As a kid in the ‘80s, my playdates were spent in wood-paneled basements slurping juice boxes and playing Super Mario Bros. Occasionally a mom would break out some Shrinky-Dinks, but then she’d disappear, and we’d go back to cutting worms in half or sliding down the stairs head-first in a sleeping bag.
Those days are over.
Last week, my 7-year-old daughter, Nora, returned from a friend’s house armed with a homemade snow globe, puffy painted socks and warm chocolate chip cookies. This is the new normal. Playdates are now like birthday parties, where no one leaves empty handed.
“Mrs. S baked those cookies from scratch,” Nora exclaimed. “Oh, oh! And she jumped on their trampoline with us. Can you do a somersault? Mrs. S. can.”
“I can do a somersault,” I replied, even though I can’t. I was just feeling inferior to Mrs. S., playdate mom extraordinaire, with her clean white furniture and bare kitchen countertops. That’s another thing about playdates: At pickup, you see how the others live. You realize that not everyone has 12 junk drawers. Oh, what the children must report back about our house ….
“They leave their shoes everywhere! None of their towels match and a chipmunk keeps breaking into the playroom."
So lately, I've been making up excuses when my girls ask to have a new friend over. "Let's do it next Monday, OK? The cleaners come on Monday." My husband doesn't get it, but parenting and youth development expert Dr. Deborah Gilboa does. She agrees that things have gotten out of hand.

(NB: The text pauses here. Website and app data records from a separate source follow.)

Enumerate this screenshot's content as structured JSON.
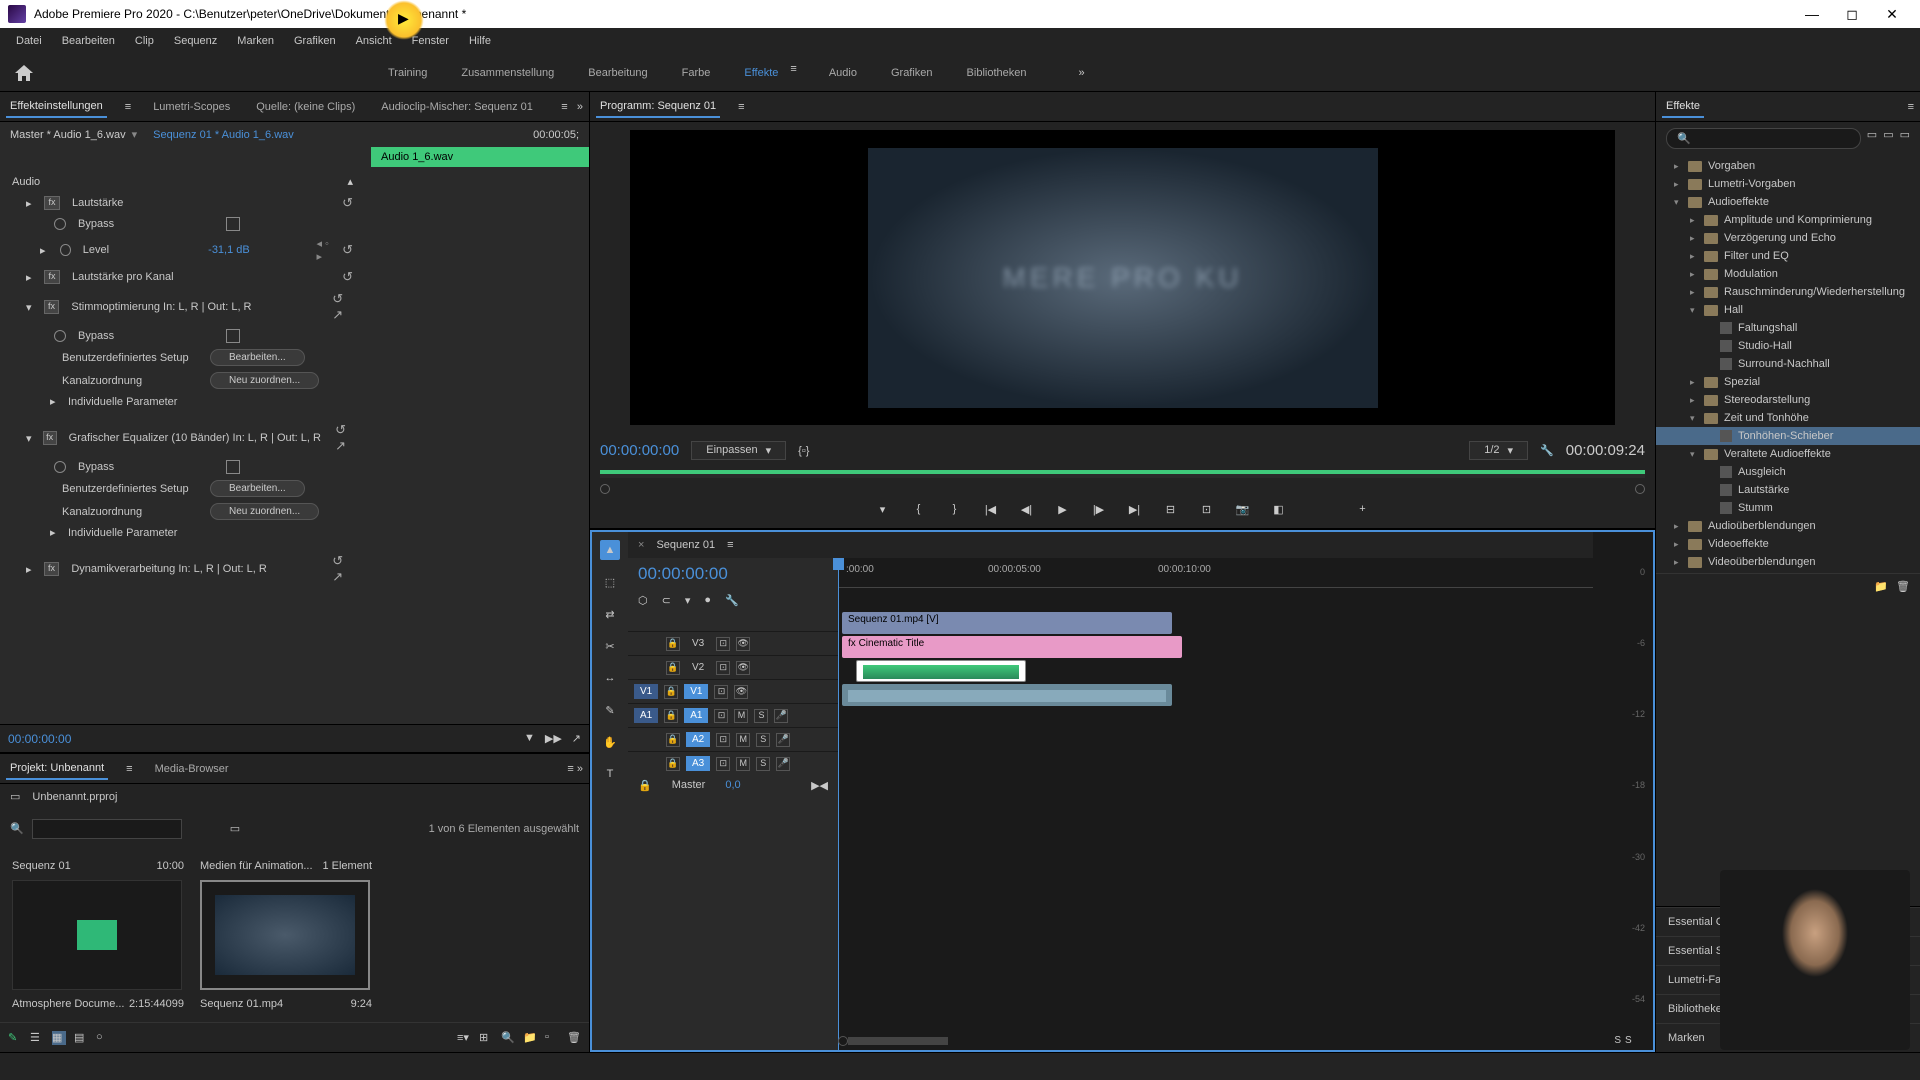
{
  "window": {
    "title": "Adobe Premiere Pro 2020 - C:\\Benutzer\\peter\\OneDrive\\Dokumente\\Unbenannt *"
  },
  "menu": [
    "Datei",
    "Bearbeiten",
    "Clip",
    "Sequenz",
    "Marken",
    "Grafiken",
    "Ansicht",
    "Fenster",
    "Hilfe"
  ],
  "workspaces": [
    "Training",
    "Zusammenstellung",
    "Bearbeitung",
    "Farbe",
    "Effekte",
    "Audio",
    "Grafiken",
    "Bibliotheken"
  ],
  "workspace_active": "Effekte",
  "effect_controls": {
    "tabs": [
      "Effekteinstellungen",
      "Lumetri-Scopes",
      "Quelle: (keine Clips)",
      "Audioclip-Mischer: Sequenz 01"
    ],
    "master": "Master * Audio 1_6.wav",
    "seq": "Sequenz 01 * Audio 1_6.wav",
    "header_time": "00:00:05;",
    "clip_name": "Audio 1_6.wav",
    "section_audio": "Audio",
    "fx_volume": "Lautstärke",
    "bypass": "Bypass",
    "level": "Level",
    "level_val": "-31,1 dB",
    "fx_channel": "Lautstärke pro Kanal",
    "fx_voice": "Stimmoptimierung In: L, R | Out: L, R",
    "custom_setup": "Benutzerdefiniertes Setup",
    "edit_btn": "Bearbeiten...",
    "channel_map": "Kanalzuordnung",
    "remap_btn": "Neu zuordnen...",
    "params": "Individuelle Parameter",
    "fx_eq": "Grafischer Equalizer (10 Bänder) In: L, R | Out: L, R",
    "fx_dyn": "Dynamikverarbeitung In: L, R | Out: L, R",
    "playhead": "00:00:00:00"
  },
  "project": {
    "tabs": [
      "Projekt: Unbenannt",
      "Media-Browser"
    ],
    "file": "Unbenannt.prproj",
    "status": "1 von 6 Elementen ausgewählt",
    "bin1_name": "Sequenz 01",
    "bin1_dur": "10:00",
    "bin2_name": "Medien für Animation...",
    "bin2_info": "1 Element",
    "item1_name": "Atmosphere Docume...",
    "item1_dur": "2:15:44099",
    "item2_name": "Sequenz 01.mp4",
    "item2_dur": "9:24"
  },
  "program": {
    "tab": "Programm: Sequenz 01",
    "preview_text": "MERE PRO KU",
    "tc_left": "00:00:00:00",
    "fit": "Einpassen",
    "zoom": "1/2",
    "tc_right": "00:00:09:24"
  },
  "timeline": {
    "tab": "Sequenz 01",
    "tc": "00:00:00:00",
    "ruler": [
      ":00:00",
      "00:00:05:00",
      "00:00:10:00"
    ],
    "tracks_v": [
      "V3",
      "V2",
      "V1"
    ],
    "tracks_a": [
      "A1",
      "A2",
      "A3"
    ],
    "src_v": "V1",
    "src_a": "A1",
    "clip_v2": "Sequenz 01.mp4 [V]",
    "clip_v1": "Cinematic Title",
    "master": "Master",
    "master_lvl": "0,0"
  },
  "meters": [
    "0",
    "-6",
    "-12",
    "-18",
    "-30",
    "-42",
    "-54"
  ],
  "meters_s": "S",
  "effects": {
    "tab": "Effekte",
    "tree": [
      {
        "l": 0,
        "t": "f",
        "n": "Vorgaben"
      },
      {
        "l": 0,
        "t": "f",
        "n": "Lumetri-Vorgaben"
      },
      {
        "l": 0,
        "t": "f",
        "n": "Audioeffekte",
        "open": true
      },
      {
        "l": 1,
        "t": "f",
        "n": "Amplitude und Komprimierung"
      },
      {
        "l": 1,
        "t": "f",
        "n": "Verzögerung und Echo"
      },
      {
        "l": 1,
        "t": "f",
        "n": "Filter und EQ"
      },
      {
        "l": 1,
        "t": "f",
        "n": "Modulation"
      },
      {
        "l": 1,
        "t": "f",
        "n": "Rauschminderung/Wiederherstellung"
      },
      {
        "l": 1,
        "t": "f",
        "n": "Hall",
        "open": true
      },
      {
        "l": 2,
        "t": "p",
        "n": "Faltungshall"
      },
      {
        "l": 2,
        "t": "p",
        "n": "Studio-Hall"
      },
      {
        "l": 2,
        "t": "p",
        "n": "Surround-Nachhall"
      },
      {
        "l": 1,
        "t": "f",
        "n": "Spezial"
      },
      {
        "l": 1,
        "t": "f",
        "n": "Stereodarstellung"
      },
      {
        "l": 1,
        "t": "f",
        "n": "Zeit und Tonhöhe",
        "open": true
      },
      {
        "l": 2,
        "t": "p",
        "n": "Tonhöhen-Schieber",
        "sel": true
      },
      {
        "l": 1,
        "t": "f",
        "n": "Veraltete Audioeffekte",
        "open": true
      },
      {
        "l": 2,
        "t": "p",
        "n": "Ausgleich"
      },
      {
        "l": 2,
        "t": "p",
        "n": "Lautstärke"
      },
      {
        "l": 2,
        "t": "p",
        "n": "Stumm"
      },
      {
        "l": 0,
        "t": "f",
        "n": "Audioüberblendungen"
      },
      {
        "l": 0,
        "t": "f",
        "n": "Videoeffekte"
      },
      {
        "l": 0,
        "t": "f",
        "n": "Videoüberblendungen"
      }
    ]
  },
  "side_panels": [
    "Essential Grap",
    "Essential Sour",
    "Lumetri-Farbe",
    "Bibliotheken",
    "Marken"
  ]
}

“Your job at a playdate is not to entertain, educate or impress your children’s friends,” Gilboa told TODAY Parents. “Your job is to keep them safe and give them an opportunity for social interaction with each other. And maybe a snack. That’s it.”
“You’re not a preschool teacher, you’re not a camp counselor, it’s not a photo shoot for Better Homes and Gardens magazine,” she added.
Gilboa noted that there will always be parents who go overboard and treat playdates like a competitive sport. We only control how we respond.
"You can’t get into a tug of war if you don’t pick up the rope,” she said. “You get to decide what competitions you enter.”
According to Gilboa, moms in the ‘80s had it right. When I had friends over, my mom would prep dinner, pay bills and talk on the phone. If we needed something, we knew where to find her.
“Playdates are supposed to make your life easier,” Gilboa said.
Of course, you can’t throw on a pair of headphones and entirely check out. A watchful eye is important at any age.
“When they’re 4 or 5 you want to make sure they’re not like, jumping on a hot radiator and when they’re teens, you want to make sure they’re not watching inappropriate videos,” Gilboa said.
Gilboa understands the temptation some moms feel to play cruise director. They want to be the known as the fun mom; they want to show your child a good time. They want to be liked.
But sometimes it's important to just sit back and watch.
"The skill of relieving boredom requires children to improve their communication, self-communication, self-regulation and creativity," Gilboa said. "When parents step in to offer endless options, entertain or soothe, we rob kids of the discomfort that will push them to learn those skills."